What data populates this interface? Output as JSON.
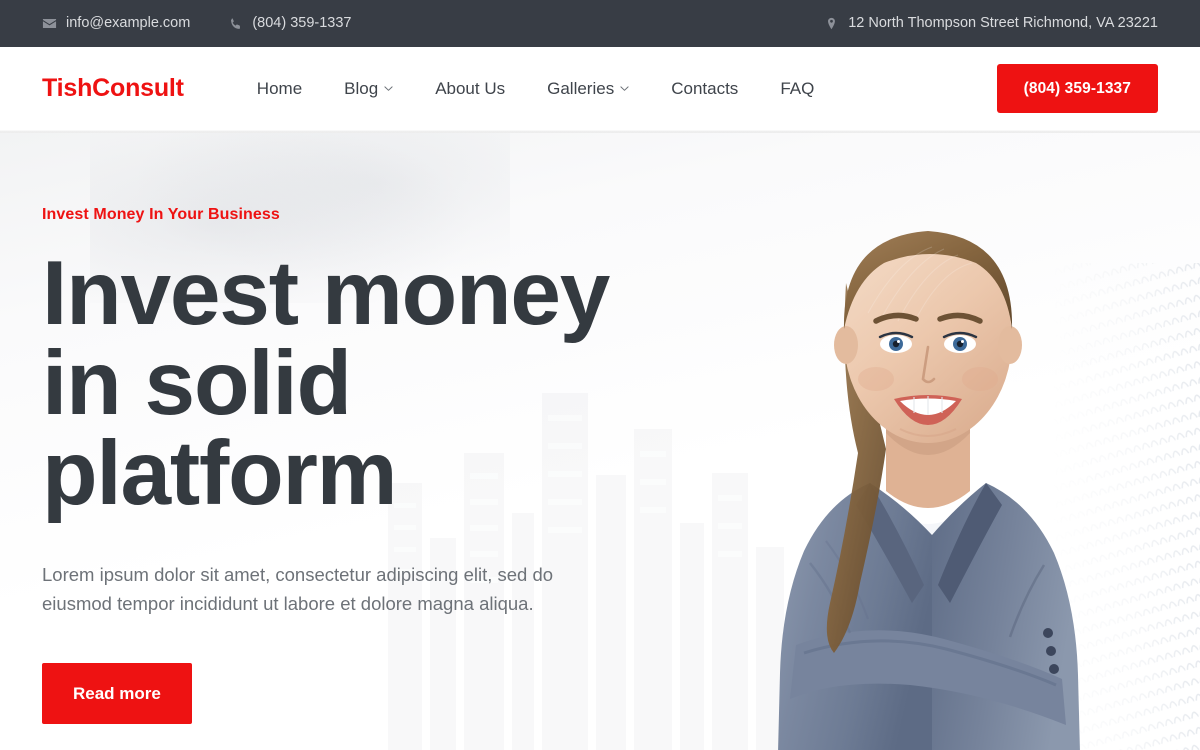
{
  "topbar": {
    "email": "info@example.com",
    "email_icon": "envelope-icon",
    "phone": "(804) 359-1337",
    "phone_icon": "phone-icon",
    "address": "12 North Thompson Street Richmond, VA 23221",
    "address_icon": "map-pin-icon",
    "background_color": "#383d45",
    "text_color": "#d9dbde"
  },
  "navbar": {
    "brand": "TishConsult",
    "brand_color": "#ee1212",
    "links": [
      {
        "label": "Home",
        "has_dropdown": false
      },
      {
        "label": "Blog",
        "has_dropdown": true
      },
      {
        "label": "About Us",
        "has_dropdown": false
      },
      {
        "label": "Galleries",
        "has_dropdown": true
      },
      {
        "label": "Contacts",
        "has_dropdown": false
      },
      {
        "label": "FAQ",
        "has_dropdown": false
      }
    ],
    "cta_label": "(804) 359-1337",
    "cta_color": "#ee1212"
  },
  "hero": {
    "eyebrow": "Invest Money In Your Business",
    "eyebrow_color": "#ee1212",
    "title": "Invest money in solid platform",
    "title_color": "#343a40",
    "paragraph": "Lorem ipsum dolor sit amet, consectetur adipiscing elit, sed do eiusmod tempor incididunt ut labore et dolore magna aliqua.",
    "button_label": "Read more",
    "button_color": "#ee1212",
    "image_alt": "smiling businesswoman in gray blazer with arms crossed"
  }
}
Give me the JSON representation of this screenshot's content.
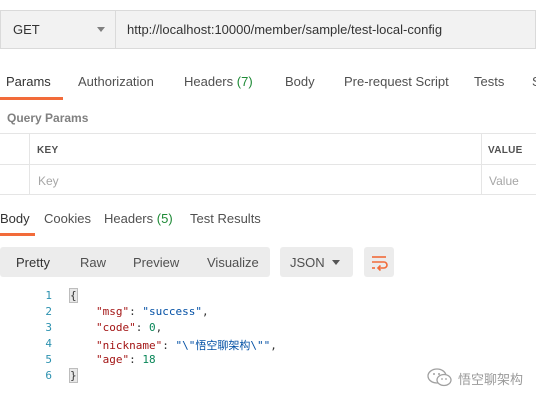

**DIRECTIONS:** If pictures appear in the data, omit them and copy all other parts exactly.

**ANSWER FOR THIS EXERCISE:**
What data populates this interface? Output as JSON.
{
  "topbar": {
    "email": "info@example.com",
    "email_icon": "envelope-icon",
    "phone": "(804) 359-1337",
    "phone_icon": "phone-icon",
    "address": "12 North Thompson Street Richmond, VA 23221",
    "address_icon": "map-pin-icon",
    "background_color": "#383d45",
    "text_color": "#d9dbde"
  },
  "navbar": {
    "brand": "TishConsult",
    "brand_color": "#ee1212",
    "links": [
      {
        "label": "Home",
        "has_dropdown": false
      },
      {
        "label": "Blog",
        "has_dropdown": true
      },
      {
        "label": "About Us",
        "has_dropdown": false
      },
      {
        "label": "Galleries",
        "has_dropdown": true
      },
      {
        "label": "Contacts",
        "has_dropdown": false
      },
      {
        "label": "FAQ",
        "has_dropdown": false
      }
    ],
    "cta_label": "(804) 359-1337",
    "cta_color": "#ee1212"
  },
  "hero": {
    "eyebrow": "Invest Money In Your Business",
    "eyebrow_color": "#ee1212",
    "title": "Invest money in solid platform",
    "title_color": "#343a40",
    "paragraph": "Lorem ipsum dolor sit amet, consectetur adipiscing elit, sed do eiusmod tempor incididunt ut labore et dolore magna aliqua.",
    "button_label": "Read more",
    "button_color": "#ee1212",
    "image_alt": "smiling businesswoman in gray blazer with arms crossed"
  }
}
Give me the JSON representation of this screenshot's content.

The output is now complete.